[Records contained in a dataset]
***

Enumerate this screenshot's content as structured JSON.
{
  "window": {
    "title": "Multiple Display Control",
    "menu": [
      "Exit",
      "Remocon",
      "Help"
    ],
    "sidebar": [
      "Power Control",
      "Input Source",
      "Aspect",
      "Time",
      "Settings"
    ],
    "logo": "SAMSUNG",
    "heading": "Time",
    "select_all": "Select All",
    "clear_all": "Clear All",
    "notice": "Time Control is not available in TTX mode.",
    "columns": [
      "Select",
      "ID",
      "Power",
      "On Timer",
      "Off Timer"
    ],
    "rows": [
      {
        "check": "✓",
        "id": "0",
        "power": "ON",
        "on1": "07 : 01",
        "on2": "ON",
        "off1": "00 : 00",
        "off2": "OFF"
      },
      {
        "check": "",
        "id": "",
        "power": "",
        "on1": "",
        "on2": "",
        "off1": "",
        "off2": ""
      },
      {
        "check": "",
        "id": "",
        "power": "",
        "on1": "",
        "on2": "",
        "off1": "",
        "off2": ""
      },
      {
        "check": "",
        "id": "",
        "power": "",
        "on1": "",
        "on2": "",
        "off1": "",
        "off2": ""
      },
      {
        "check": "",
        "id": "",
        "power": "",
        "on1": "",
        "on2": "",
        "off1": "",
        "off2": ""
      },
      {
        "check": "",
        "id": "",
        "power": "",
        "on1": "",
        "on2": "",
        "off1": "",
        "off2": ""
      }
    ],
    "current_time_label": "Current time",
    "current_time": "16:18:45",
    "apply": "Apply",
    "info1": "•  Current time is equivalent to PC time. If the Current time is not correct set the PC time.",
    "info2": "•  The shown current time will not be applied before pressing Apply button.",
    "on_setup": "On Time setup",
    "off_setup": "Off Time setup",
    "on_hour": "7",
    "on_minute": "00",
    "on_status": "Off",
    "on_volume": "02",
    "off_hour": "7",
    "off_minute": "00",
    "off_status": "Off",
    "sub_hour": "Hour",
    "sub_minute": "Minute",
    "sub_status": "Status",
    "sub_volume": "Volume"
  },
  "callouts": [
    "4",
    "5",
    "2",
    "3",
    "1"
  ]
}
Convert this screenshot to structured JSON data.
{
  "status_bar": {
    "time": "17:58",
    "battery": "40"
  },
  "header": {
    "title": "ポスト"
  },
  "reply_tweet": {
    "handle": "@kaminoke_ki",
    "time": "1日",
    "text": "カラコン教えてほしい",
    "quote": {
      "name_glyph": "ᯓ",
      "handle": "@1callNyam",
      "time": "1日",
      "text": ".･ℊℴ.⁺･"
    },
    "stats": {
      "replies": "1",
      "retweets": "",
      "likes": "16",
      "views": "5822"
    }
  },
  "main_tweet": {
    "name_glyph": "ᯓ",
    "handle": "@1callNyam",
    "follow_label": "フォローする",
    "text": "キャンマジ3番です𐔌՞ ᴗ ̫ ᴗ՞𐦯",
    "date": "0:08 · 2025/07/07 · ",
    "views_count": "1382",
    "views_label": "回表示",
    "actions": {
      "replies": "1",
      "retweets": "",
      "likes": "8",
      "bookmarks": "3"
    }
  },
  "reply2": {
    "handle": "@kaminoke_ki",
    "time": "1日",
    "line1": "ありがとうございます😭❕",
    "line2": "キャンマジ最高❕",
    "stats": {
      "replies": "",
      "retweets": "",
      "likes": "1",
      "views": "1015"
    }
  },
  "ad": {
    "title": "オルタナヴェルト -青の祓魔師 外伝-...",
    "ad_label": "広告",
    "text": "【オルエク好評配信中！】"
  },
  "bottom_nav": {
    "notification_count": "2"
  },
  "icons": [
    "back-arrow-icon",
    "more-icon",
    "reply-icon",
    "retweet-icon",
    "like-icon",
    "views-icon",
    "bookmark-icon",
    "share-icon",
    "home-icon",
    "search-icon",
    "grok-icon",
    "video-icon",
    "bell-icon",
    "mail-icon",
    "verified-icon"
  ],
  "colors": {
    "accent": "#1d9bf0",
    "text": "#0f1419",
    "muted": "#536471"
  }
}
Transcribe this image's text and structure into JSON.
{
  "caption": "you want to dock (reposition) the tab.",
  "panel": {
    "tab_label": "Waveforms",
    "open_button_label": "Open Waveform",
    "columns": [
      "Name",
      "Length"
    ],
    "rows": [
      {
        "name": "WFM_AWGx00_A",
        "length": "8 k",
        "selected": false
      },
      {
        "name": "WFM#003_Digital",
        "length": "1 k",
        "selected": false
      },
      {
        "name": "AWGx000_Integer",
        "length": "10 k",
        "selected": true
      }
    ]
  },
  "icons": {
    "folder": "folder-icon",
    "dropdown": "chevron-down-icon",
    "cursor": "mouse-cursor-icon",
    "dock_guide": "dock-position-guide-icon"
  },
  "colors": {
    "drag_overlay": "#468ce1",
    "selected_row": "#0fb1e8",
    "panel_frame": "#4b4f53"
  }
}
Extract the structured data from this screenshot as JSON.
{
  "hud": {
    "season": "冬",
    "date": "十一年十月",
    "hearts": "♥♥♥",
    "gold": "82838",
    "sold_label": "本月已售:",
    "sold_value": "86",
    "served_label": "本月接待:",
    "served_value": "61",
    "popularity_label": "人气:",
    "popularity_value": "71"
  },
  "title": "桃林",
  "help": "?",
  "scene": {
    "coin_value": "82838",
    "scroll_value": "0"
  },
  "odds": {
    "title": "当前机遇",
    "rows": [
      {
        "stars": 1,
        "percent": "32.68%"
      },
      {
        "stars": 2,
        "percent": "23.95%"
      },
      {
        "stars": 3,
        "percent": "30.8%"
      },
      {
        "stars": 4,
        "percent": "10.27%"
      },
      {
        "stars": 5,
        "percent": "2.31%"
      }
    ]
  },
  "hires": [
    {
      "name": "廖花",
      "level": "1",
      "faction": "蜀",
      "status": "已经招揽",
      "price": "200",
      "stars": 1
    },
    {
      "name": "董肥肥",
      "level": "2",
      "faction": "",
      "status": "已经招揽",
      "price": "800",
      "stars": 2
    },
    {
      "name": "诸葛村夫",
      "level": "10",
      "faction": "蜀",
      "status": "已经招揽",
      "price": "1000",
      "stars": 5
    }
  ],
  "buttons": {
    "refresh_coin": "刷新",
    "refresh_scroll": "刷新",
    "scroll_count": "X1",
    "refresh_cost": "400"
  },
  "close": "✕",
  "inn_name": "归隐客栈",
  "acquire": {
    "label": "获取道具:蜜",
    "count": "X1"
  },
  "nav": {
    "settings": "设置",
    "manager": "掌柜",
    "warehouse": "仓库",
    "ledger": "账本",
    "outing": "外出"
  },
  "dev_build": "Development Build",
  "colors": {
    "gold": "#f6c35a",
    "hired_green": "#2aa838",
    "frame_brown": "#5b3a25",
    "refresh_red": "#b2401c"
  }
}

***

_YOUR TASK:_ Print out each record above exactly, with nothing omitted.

_ANSWER BOX:_
Enumerate this screenshot's content as structured JSON.
{
  "window": {
    "title": "Multiple Display Control",
    "menu": [
      "Exit",
      "Remocon",
      "Help"
    ],
    "sidebar": [
      "Power Control",
      "Input Source",
      "Aspect",
      "Time",
      "Settings"
    ],
    "logo": "SAMSUNG",
    "heading": "Time",
    "select_all": "Select All",
    "clear_all": "Clear All",
    "notice": "Time Control is not available in TTX mode.",
    "columns": [
      "Select",
      "ID",
      "Power",
      "On Timer",
      "Off Timer"
    ],
    "rows": [
      {
        "check": "✓",
        "id": "0",
        "power": "ON",
        "on1": "07 : 01",
        "on2": "ON",
        "off1": "00 : 00",
        "off2": "OFF"
      },
      {
        "check": "",
        "id": "",
        "power": "",
        "on1": "",
        "on2": "",
        "off1": "",
        "off2": ""
      },
      {
        "check": "",
        "id": "",
        "power": "",
        "on1": "",
        "on2": "",
        "off1": "",
        "off2": ""
      },
      {
        "check": "",
        "id": "",
        "power": "",
        "on1": "",
        "on2": "",
        "off1": "",
        "off2": ""
      },
      {
        "check": "",
        "id": "",
        "power": "",
        "on1": "",
        "on2": "",
        "off1": "",
        "off2": ""
      },
      {
        "check": "",
        "id": "",
        "power": "",
        "on1": "",
        "on2": "",
        "off1": "",
        "off2": ""
      }
    ],
    "current_time_label": "Current time",
    "current_time": "16:18:45",
    "apply": "Apply",
    "info1": "•  Current time is equivalent to PC time. If the Current time is not correct set the PC time.",
    "info2": "•  The shown current time will not be applied before pressing Apply button.",
    "on_setup": "On Time setup",
    "off_setup": "Off Time setup",
    "on_hour": "7",
    "on_minute": "00",
    "on_status": "Off",
    "on_volume": "02",
    "off_hour": "7",
    "off_minute": "00",
    "off_status": "Off",
    "sub_hour": "Hour",
    "sub_minute": "Minute",
    "sub_status": "Status",
    "sub_volume": "Volume"
  },
  "callouts": [
    "4",
    "5",
    "2",
    "3",
    "1"
  ]
}
Convert this screenshot to structured JSON data.
{
  "status_bar": {
    "time": "17:58",
    "battery": "40"
  },
  "header": {
    "title": "ポスト"
  },
  "reply_tweet": {
    "handle": "@kaminoke_ki",
    "time": "1日",
    "text": "カラコン教えてほしい",
    "quote": {
      "name_glyph": "ᯓ",
      "handle": "@1callNyam",
      "time": "1日",
      "text": ".･ℊℴ.⁺･"
    },
    "stats": {
      "replies": "1",
      "retweets": "",
      "likes": "16",
      "views": "5822"
    }
  },
  "main_tweet": {
    "name_glyph": "ᯓ",
    "handle": "@1callNyam",
    "follow_label": "フォローする",
    "text": "キャンマジ3番です𐔌՞ ᴗ ̫ ᴗ՞𐦯",
    "date": "0:08 · 2025/07/07 · ",
    "views_count": "1382",
    "views_label": "回表示",
    "actions": {
      "replies": "1",
      "retweets": "",
      "likes": "8",
      "bookmarks": "3"
    }
  },
  "reply2": {
    "handle": "@kaminoke_ki",
    "time": "1日",
    "line1": "ありがとうございます😭❕",
    "line2": "キャンマジ最高❕",
    "stats": {
      "replies": "",
      "retweets": "",
      "likes": "1",
      "views": "1015"
    }
  },
  "ad": {
    "title": "オルタナヴェルト -青の祓魔師 外伝-...",
    "ad_label": "広告",
    "text": "【オルエク好評配信中！】"
  },
  "bottom_nav": {
    "notification_count": "2"
  },
  "icons": [
    "back-arrow-icon",
    "more-icon",
    "reply-icon",
    "retweet-icon",
    "like-icon",
    "views-icon",
    "bookmark-icon",
    "share-icon",
    "home-icon",
    "search-icon",
    "grok-icon",
    "video-icon",
    "bell-icon",
    "mail-icon",
    "verified-icon"
  ],
  "colors": {
    "accent": "#1d9bf0",
    "text": "#0f1419",
    "muted": "#536471"
  }
}
Transcribe this image's text and structure into JSON.
{
  "caption": "you want to dock (reposition) the tab.",
  "panel": {
    "tab_label": "Waveforms",
    "open_button_label": "Open Waveform",
    "columns": [
      "Name",
      "Length"
    ],
    "rows": [
      {
        "name": "WFM_AWGx00_A",
        "length": "8 k",
        "selected": false
      },
      {
        "name": "WFM#003_Digital",
        "length": "1 k",
        "selected": false
      },
      {
        "name": "AWGx000_Integer",
        "length": "10 k",
        "selected": true
      }
    ]
  },
  "icons": {
    "folder": "folder-icon",
    "dropdown": "chevron-down-icon",
    "cursor": "mouse-cursor-icon",
    "dock_guide": "dock-position-guide-icon"
  },
  "colors": {
    "drag_overlay": "#468ce1",
    "selected_row": "#0fb1e8",
    "panel_frame": "#4b4f53"
  }
}
Extract the structured data from this screenshot as JSON.
{
  "hud": {
    "season": "冬",
    "date": "十一年十月",
    "hearts": "♥♥♥",
    "gold": "82838",
    "sold_label": "本月已售:",
    "sold_value": "86",
    "served_label": "本月接待:",
    "served_value": "61",
    "popularity_label": "人气:",
    "popularity_value": "71"
  },
  "title": "桃林",
  "help": "?",
  "scene": {
    "coin_value": "82838",
    "scroll_value": "0"
  },
  "odds": {
    "title": "当前机遇",
    "rows": [
      {
        "stars": 1,
        "percent": "32.68%"
      },
      {
        "stars": 2,
        "percent": "23.95%"
      },
      {
        "stars": 3,
        "percent": "30.8%"
      },
      {
        "stars": 4,
        "percent": "10.27%"
      },
      {
        "stars": 5,
        "percent": "2.31%"
      }
    ]
  },
  "hires": [
    {
      "name": "廖花",
      "level": "1",
      "faction": "蜀",
      "status": "已经招揽",
      "price": "200",
      "stars": 1
    },
    {
      "name": "董肥肥",
      "level": "2",
      "faction": "",
      "status": "已经招揽",
      "price": "800",
      "stars": 2
    },
    {
      "name": "诸葛村夫",
      "level": "10",
      "faction": "蜀",
      "status": "已经招揽",
      "price": "1000",
      "stars": 5
    }
  ],
  "buttons": {
    "refresh_coin": "刷新",
    "refresh_scroll": "刷新",
    "scroll_count": "X1",
    "refresh_cost": "400"
  },
  "close": "✕",
  "inn_name": "归隐客栈",
  "acquire": {
    "label": "获取道具:蜜",
    "count": "X1"
  },
  "nav": {
    "settings": "设置",
    "manager": "掌柜",
    "warehouse": "仓库",
    "ledger": "账本",
    "outing": "外出"
  },
  "dev_build": "Development Build",
  "colors": {
    "gold": "#f6c35a",
    "hired_green": "#2aa838",
    "frame_brown": "#5b3a25",
    "refresh_red": "#b2401c"
  }
}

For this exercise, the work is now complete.